Selangor MB wades in Penang’s ‘Allah’ issue, says Guan Eng echoing Pakatan stand


(Malay Mail Online) – Selangor Mentri Besar Azmin Ali defended Pakatan Rakyat (PR) colleague Lim Guan Eng today over the right of non-Muslims to use the word “Allah”, saying the Penang chief minister’s remarks merely echoed the pact’s official stand on the matter.

Azmin said even PAS president Datuk Seri Abdul Hadi Awang agreed that there should not be restrictions on usage of the word “Allah”.

“It is a Pakatan stand, even the PAS president has said there shouldn’t be restrictions on non-Muslims (using the word),” he told reporters when met at a state function at the De Palma hotel here.

Yesterday, Opposition Leader Datuk Seri Anwar Ibrahim said Lim’s remarks were not offensive, and that there were “compelling reasons” to support the DAP secretary-general’s stand.

Among the reasons, Anwar had said was that that world-renowned Islamic scholars like Sheikh Yusof Qardawi have repeatedly stated non-Muslims have a right to use the word “Allah”.

“World renowned ulamas have taken the same position, contrary to state religious departments. I defend his right because I have said similar things,” the Permatang Pauh MP said yesterday.

Penang police are investigating Lim’s statement to non-Muslims in the state on the issue of the use of the word “Allah”.

State police chief Datuk Abdul Rahim Hanafi said the matter was being investigated under the Police Enquiry Papers.
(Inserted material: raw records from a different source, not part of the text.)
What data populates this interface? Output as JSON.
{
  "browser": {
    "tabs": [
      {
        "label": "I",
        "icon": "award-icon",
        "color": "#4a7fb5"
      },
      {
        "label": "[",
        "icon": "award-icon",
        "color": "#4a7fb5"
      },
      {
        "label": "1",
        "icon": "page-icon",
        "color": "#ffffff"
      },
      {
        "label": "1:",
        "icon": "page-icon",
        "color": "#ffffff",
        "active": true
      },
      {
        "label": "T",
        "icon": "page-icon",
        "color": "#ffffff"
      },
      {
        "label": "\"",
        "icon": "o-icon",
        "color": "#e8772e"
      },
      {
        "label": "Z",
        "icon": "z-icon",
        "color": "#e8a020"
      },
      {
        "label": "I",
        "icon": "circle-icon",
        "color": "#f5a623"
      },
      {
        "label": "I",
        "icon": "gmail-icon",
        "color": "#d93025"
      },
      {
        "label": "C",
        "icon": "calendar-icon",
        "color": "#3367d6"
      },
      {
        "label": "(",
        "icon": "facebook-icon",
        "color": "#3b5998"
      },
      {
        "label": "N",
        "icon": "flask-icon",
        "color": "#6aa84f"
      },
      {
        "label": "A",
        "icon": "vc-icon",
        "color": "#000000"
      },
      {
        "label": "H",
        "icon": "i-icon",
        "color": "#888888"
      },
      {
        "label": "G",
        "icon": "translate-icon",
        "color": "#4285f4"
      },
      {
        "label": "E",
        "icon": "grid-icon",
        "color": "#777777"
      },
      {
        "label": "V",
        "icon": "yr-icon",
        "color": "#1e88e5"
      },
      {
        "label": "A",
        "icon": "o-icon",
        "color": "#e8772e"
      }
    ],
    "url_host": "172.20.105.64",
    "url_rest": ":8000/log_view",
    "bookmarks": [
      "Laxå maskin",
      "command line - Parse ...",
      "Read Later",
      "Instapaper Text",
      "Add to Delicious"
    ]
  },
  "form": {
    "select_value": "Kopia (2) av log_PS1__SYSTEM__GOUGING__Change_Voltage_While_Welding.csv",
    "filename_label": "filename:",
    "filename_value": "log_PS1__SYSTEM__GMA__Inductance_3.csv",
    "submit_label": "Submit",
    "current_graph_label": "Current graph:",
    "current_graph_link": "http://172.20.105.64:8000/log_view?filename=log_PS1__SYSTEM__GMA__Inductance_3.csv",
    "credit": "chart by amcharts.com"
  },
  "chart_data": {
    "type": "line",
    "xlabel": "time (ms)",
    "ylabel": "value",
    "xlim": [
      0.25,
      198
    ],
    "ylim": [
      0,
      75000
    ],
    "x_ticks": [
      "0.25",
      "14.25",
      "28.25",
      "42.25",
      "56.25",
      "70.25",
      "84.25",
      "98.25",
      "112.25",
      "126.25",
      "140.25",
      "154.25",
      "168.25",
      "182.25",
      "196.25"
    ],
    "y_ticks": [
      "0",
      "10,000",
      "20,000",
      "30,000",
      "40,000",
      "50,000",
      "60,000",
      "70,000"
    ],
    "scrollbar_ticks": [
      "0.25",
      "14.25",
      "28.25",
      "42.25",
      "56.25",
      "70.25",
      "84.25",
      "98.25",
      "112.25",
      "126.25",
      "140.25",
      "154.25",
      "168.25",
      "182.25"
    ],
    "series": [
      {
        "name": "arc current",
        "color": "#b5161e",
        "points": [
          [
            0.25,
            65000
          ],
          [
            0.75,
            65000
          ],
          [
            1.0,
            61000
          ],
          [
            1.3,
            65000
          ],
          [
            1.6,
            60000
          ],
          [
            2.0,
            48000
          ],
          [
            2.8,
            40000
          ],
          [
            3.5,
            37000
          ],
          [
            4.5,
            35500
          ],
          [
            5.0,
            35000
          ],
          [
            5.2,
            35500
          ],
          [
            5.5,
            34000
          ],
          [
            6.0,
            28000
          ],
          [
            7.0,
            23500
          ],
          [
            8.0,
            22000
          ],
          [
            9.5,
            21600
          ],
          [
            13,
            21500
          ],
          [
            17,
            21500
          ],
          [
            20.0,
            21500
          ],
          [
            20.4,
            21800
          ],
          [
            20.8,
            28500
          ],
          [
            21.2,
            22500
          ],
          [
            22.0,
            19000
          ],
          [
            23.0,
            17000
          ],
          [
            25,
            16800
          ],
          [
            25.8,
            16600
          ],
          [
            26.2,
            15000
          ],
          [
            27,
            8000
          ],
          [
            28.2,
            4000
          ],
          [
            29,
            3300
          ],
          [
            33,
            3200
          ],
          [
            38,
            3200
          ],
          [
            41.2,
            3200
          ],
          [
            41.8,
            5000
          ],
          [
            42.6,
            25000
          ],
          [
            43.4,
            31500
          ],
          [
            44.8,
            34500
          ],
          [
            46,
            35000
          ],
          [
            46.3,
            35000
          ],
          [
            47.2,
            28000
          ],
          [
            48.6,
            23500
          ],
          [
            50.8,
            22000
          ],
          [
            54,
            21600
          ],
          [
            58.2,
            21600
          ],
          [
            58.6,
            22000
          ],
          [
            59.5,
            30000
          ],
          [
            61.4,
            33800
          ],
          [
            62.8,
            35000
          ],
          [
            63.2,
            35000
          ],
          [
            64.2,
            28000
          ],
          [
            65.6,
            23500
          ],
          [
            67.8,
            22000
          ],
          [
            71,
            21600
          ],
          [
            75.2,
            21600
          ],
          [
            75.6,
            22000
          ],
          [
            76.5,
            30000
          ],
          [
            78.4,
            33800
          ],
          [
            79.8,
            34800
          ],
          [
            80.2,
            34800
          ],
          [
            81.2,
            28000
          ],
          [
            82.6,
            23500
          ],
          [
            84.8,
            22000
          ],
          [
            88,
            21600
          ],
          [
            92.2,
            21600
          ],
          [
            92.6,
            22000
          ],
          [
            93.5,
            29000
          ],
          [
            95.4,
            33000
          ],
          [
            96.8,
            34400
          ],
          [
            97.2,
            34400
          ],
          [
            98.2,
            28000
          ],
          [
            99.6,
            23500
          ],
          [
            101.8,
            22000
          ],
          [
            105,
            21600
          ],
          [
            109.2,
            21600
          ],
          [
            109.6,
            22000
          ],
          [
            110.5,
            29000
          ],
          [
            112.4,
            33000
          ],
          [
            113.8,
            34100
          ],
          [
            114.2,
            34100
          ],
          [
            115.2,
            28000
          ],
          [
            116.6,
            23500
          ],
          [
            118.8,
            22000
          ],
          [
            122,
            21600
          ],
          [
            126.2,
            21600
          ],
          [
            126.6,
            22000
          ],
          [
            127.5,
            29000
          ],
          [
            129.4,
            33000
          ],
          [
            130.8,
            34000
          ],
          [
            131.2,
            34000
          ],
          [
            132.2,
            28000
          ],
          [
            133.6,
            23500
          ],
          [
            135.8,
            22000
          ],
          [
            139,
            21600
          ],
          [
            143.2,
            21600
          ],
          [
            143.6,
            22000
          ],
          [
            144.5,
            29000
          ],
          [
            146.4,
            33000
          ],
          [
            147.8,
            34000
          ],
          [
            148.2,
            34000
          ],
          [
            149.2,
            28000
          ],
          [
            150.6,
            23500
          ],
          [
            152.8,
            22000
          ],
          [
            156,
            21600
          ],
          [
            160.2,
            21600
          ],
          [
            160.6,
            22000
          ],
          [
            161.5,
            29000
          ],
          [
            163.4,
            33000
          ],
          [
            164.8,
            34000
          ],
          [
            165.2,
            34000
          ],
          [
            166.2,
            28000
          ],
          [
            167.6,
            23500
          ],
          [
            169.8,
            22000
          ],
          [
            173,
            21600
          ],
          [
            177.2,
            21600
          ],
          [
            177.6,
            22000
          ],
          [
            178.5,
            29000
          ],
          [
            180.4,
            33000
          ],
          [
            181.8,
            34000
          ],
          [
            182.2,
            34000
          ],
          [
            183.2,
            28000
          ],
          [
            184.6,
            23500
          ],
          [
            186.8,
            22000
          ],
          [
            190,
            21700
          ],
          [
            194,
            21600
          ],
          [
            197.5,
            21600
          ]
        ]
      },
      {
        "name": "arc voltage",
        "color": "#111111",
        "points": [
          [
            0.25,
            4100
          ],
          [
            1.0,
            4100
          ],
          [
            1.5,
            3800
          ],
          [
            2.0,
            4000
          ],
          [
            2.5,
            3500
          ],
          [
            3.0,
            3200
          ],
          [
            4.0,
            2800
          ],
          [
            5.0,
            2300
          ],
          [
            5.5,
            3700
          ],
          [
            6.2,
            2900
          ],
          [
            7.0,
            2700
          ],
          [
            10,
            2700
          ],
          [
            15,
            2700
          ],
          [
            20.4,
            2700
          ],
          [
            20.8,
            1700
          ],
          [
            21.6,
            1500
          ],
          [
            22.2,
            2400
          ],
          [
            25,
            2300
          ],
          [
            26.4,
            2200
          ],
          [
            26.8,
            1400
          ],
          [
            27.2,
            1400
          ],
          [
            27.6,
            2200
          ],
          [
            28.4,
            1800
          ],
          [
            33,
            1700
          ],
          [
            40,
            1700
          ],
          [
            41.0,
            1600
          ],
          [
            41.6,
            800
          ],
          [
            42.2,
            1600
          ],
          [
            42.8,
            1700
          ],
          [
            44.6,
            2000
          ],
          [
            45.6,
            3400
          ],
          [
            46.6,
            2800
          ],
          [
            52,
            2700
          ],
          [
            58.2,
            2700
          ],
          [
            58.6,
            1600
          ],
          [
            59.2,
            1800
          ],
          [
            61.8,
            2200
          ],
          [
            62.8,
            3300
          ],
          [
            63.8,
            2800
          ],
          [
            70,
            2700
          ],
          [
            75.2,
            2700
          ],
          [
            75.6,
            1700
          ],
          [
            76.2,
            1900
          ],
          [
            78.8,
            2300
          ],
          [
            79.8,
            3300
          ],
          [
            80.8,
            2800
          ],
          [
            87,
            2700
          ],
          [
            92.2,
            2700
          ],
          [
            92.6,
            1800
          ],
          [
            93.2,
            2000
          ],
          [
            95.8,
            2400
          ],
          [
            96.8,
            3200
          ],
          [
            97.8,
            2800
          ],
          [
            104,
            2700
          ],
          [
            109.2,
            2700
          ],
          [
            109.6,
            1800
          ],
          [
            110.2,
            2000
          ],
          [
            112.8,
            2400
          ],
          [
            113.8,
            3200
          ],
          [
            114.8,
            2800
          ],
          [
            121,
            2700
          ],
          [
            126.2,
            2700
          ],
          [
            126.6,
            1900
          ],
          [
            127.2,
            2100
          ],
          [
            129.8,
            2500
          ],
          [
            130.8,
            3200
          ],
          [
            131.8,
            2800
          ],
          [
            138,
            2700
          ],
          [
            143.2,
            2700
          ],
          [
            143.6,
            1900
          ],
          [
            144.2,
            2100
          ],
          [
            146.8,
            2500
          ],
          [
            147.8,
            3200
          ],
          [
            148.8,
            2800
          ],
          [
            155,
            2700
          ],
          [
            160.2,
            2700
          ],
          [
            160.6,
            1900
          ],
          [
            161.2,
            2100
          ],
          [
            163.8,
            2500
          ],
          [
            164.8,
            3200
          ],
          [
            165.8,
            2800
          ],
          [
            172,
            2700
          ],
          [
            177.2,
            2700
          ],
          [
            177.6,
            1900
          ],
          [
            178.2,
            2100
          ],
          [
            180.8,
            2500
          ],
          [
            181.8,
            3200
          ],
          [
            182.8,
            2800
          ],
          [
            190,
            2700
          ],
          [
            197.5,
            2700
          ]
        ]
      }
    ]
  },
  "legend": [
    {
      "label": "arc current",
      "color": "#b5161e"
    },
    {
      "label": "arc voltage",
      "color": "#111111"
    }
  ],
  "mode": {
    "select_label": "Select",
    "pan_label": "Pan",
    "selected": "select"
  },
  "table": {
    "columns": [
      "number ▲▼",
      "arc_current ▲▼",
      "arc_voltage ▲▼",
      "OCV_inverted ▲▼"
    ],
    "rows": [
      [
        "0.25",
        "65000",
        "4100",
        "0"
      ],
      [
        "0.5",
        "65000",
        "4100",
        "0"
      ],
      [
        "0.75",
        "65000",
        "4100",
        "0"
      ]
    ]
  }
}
Lim had said non-Muslims were free to use the Arabic word “Allah” in Penang as the Administration of Religion of Islam (Penang) Enactment 2004 — under which a fatwa banning non-Muslims from using 40 Arabic words, including “Allah”, was created — only applies to Muslims.

The fatwa made by the Penang mufti was enforced in 2010.

Ten states in Malaysia have passed laws banning non-Muslims from using certain Arabic words, including “Allah”, in their religious practices.

The exceptions are Penang, Sabah, Sarawak and the Federal Territories.

Lawyers told Malay Mail Online last January, that the Penang religious edict and a similar Sabah fatwa banning non-Muslims from using the word “Allah” are not binding on non-Muslims.